I love Fashion Fabrics Club, which offers desiger fabrics at steep discounts–anywhere between 50-75% off retail prices. They have some really funky silk chiffon and challis prints. Denver Fabrics is good for linen and usually have pretty good discounts otherwise. Silk Connection is good for undyed silks at very reasonable prices. Their lightweight silk taffeta makes wonderful lining material.

My favorite fabric store in all the universe is in Brattleboro, VT. Delectable Mountain has mostly silks - dupionis, taffetas, velvets, prints, jacquards, brocades, sheers - all marvelous delicious silk in extraordinary colors and incredibly decent prices. But I use it for dollmaking so I can get away with 1/4 or 1/2 yard to play with, spend $50 when they’re running their 20% off sale and end up with quite a bit of good stuff. They’ve got some cottons and linens as well but they’re mostly all about silk. A bit of their stuff is online but sadly most of the stuff so much needs to be appreciated in person.

Most places have “the GOOD fabric store” - it’s just a matter of finding it. Ask people locally. “The good fabric store”, in my experience, tends to be in a great big old brick former mill sort of building with creaky floors and endless rows of bolts. It’s never a chain store, the aisles are too narrow but that’s ok, and you ALWAYS spend too much money there.

Our local “good fabric store” is on the second floor of an old building. The sign outside uses a font the rest of the world hasn’t seen since 1958, the door to the shop appears to have been scavanged from an abandoned air-raid shelter, and bolts are piled on the same sort of tables they use at your local flea market. But by the gods do they have nice stuff.

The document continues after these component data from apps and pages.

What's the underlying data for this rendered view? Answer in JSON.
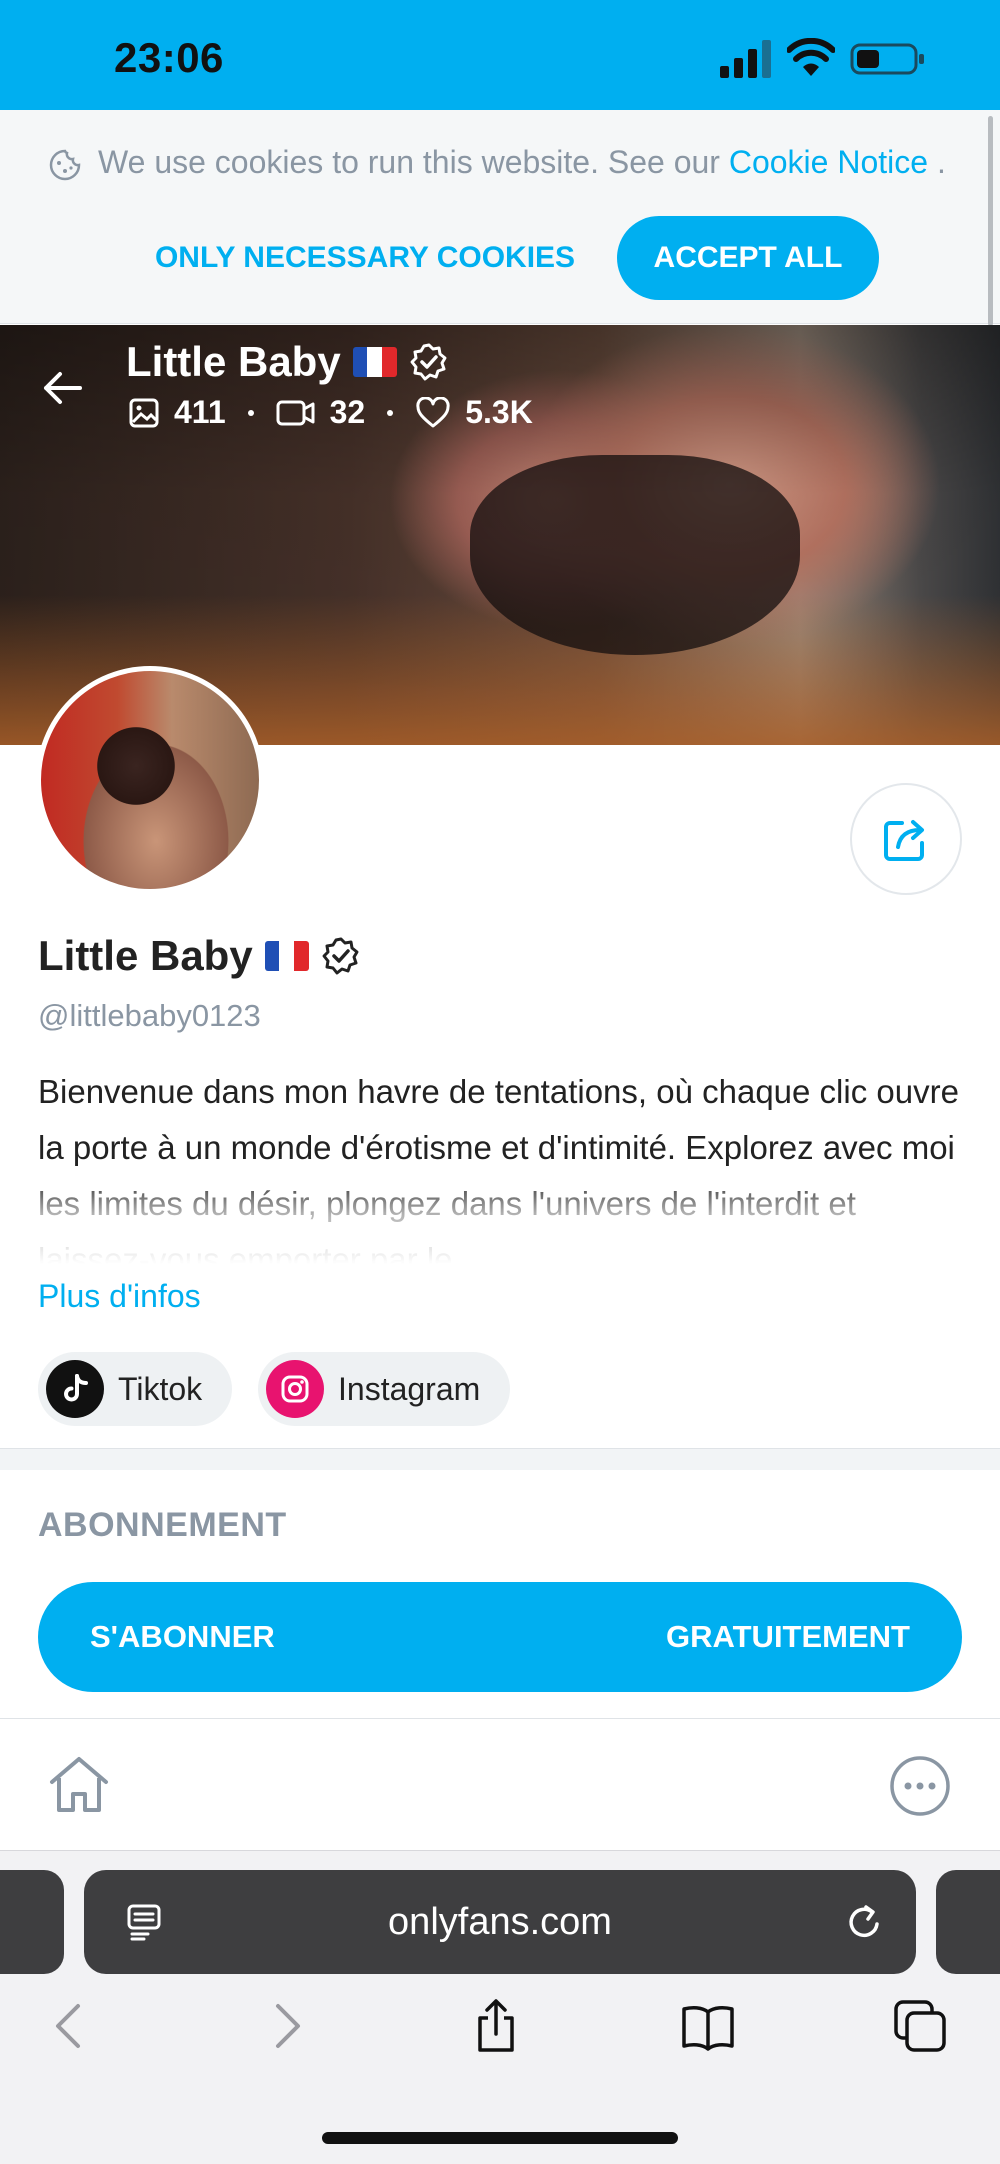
{
  "status_bar": {
    "time": "23:06"
  },
  "cookie_banner": {
    "text": "We use cookies to run this website. See our ",
    "link": "Cookie Notice",
    "suffix": " .",
    "necessary_button": "ONLY NECESSARY COOKIES",
    "accept_button": "ACCEPT ALL"
  },
  "header": {
    "name": "Little Baby",
    "stats": {
      "photos": "411",
      "videos": "32",
      "likes": "5.3K"
    }
  },
  "profile": {
    "name": "Little Baby",
    "username": "@littlebaby0123",
    "bio": "Bienvenue dans mon havre de tentations, où chaque clic ouvre la porte à un monde d'érotisme et d'intimité. Explorez avec moi les limites du désir, plongez dans l'univers de l'interdit et laissez-vous emporter par le",
    "more_info": "Plus d'infos",
    "socials": [
      {
        "label": "Tiktok",
        "icon": "tiktok-icon"
      },
      {
        "label": "Instagram",
        "icon": "instagram-icon"
      }
    ]
  },
  "subscription": {
    "section_title": "ABONNEMENT",
    "button_left": "S'ABONNER",
    "button_right": "GRATUITEMENT"
  },
  "browser": {
    "url": "onlyfans.com"
  },
  "colors": {
    "accent": "#00aff0",
    "muted": "#8a96a3",
    "instagram": "#e8136f"
  }
}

I spend as much time as I can afford in Designer Fabric Outlet- . They’re wonderful. Three-quarters of the things I make are made with their fabric. I’m lucky to live in a good fabric store intensive city.

Hmm. Delectablemountain looks interesting.

I know that place, I’ve been there. Great idea!

You know, this really should have been called The Sewing Thread.